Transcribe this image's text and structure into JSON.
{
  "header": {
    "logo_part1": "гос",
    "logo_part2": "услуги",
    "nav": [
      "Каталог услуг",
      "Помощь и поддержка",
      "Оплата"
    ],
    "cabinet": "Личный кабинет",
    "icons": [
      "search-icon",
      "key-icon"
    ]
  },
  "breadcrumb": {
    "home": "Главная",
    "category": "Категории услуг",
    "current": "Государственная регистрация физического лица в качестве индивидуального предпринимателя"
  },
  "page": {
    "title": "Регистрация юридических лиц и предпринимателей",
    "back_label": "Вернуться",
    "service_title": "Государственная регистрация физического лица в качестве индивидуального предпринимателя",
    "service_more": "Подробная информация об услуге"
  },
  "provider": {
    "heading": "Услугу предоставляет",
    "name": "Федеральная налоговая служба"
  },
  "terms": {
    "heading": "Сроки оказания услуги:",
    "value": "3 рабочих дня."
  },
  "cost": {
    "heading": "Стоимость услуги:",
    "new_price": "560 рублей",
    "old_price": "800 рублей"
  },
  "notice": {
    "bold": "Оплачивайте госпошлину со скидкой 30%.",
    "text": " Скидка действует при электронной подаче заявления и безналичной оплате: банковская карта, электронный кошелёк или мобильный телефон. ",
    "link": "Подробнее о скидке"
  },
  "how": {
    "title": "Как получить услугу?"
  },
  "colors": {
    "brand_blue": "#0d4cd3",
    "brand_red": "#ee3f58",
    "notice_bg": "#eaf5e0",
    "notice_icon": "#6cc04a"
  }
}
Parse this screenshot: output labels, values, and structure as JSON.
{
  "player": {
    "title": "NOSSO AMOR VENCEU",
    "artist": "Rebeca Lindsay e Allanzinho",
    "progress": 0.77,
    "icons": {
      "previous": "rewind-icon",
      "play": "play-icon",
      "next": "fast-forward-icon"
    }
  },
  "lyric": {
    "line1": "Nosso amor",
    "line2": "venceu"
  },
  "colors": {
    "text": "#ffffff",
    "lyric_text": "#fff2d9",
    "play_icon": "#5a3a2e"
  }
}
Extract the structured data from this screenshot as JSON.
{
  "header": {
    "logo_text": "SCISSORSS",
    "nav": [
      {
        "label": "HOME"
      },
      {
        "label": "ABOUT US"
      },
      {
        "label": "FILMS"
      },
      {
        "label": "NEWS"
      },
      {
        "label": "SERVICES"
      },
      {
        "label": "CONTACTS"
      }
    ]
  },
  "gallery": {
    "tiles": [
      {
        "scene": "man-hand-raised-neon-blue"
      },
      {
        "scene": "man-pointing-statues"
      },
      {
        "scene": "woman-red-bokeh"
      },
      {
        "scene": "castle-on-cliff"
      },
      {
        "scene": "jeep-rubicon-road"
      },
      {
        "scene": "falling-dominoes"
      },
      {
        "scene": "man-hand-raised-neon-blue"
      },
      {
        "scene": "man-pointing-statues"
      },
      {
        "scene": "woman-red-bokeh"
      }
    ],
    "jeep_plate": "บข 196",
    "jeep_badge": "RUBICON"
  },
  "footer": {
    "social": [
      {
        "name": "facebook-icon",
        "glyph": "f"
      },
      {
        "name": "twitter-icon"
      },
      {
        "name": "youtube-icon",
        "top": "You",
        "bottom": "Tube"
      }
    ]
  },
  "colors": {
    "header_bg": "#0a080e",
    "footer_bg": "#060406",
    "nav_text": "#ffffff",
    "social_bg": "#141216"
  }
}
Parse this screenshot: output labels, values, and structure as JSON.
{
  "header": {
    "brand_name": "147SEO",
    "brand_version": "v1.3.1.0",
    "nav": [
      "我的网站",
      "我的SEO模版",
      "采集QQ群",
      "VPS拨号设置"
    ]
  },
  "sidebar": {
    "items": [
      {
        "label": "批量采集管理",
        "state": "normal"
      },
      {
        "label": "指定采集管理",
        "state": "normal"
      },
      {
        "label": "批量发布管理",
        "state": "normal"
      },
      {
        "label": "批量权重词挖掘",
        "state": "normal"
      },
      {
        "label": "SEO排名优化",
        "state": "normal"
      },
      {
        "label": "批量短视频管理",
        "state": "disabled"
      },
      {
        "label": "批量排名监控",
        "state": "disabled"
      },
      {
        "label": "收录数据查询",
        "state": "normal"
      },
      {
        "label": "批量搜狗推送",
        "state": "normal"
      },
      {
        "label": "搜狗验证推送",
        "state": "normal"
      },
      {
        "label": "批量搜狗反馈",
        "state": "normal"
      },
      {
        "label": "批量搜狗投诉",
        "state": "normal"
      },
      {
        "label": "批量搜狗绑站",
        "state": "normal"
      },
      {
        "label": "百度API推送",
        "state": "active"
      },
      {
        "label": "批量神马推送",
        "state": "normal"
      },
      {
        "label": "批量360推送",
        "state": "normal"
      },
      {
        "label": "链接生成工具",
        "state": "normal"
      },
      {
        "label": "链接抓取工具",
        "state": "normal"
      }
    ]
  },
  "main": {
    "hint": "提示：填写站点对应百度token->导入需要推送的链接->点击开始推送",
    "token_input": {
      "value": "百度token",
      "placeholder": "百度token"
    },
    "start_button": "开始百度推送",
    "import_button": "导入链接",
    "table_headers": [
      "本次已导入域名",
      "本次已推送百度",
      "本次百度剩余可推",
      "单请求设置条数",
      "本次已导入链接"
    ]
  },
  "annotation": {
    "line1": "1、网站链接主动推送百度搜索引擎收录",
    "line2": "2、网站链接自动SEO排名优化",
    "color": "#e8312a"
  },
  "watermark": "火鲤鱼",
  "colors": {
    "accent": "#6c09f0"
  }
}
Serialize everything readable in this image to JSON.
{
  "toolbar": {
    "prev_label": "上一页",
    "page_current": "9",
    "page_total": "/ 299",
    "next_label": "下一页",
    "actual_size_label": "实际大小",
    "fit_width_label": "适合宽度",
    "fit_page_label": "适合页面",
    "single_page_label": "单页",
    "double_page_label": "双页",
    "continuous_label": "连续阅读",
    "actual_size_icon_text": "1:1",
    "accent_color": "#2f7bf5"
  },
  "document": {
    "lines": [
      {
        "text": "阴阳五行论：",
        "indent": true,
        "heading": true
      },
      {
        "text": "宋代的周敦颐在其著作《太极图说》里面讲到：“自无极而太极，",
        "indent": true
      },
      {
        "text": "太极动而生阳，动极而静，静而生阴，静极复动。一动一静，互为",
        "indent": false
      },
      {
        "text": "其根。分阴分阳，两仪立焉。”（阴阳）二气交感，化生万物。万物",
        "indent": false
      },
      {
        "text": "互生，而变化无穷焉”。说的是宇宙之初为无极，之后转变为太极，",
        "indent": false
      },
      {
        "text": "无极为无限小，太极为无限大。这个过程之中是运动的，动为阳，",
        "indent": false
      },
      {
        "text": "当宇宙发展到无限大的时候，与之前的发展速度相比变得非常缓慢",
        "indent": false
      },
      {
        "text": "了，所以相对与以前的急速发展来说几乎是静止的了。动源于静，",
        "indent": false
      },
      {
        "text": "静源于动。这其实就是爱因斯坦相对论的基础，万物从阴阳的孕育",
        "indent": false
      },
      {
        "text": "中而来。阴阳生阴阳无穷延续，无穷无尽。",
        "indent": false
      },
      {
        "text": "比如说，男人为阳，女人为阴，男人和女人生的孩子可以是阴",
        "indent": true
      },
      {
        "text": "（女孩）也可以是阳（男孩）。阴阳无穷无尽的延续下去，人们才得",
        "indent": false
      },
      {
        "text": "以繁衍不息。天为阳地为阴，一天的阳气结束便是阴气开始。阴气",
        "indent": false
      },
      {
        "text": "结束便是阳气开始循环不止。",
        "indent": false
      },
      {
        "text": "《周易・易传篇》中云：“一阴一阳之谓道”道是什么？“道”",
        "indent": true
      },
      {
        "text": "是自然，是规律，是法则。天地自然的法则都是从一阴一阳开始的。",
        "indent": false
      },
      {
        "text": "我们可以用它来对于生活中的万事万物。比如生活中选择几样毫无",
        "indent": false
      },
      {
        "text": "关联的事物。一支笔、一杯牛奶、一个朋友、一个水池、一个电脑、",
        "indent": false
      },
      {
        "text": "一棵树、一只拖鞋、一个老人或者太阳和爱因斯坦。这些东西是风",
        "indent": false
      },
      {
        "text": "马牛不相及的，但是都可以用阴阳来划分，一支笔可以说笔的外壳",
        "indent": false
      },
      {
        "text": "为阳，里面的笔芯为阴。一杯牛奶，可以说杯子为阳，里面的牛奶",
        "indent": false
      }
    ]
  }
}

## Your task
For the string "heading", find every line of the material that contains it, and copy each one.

## Task answer
    "heading": "Услугу предоставляет",
    "heading": "Сроки оказания услуги:",
    "heading": "Стоимость услуги:",
        "heading": true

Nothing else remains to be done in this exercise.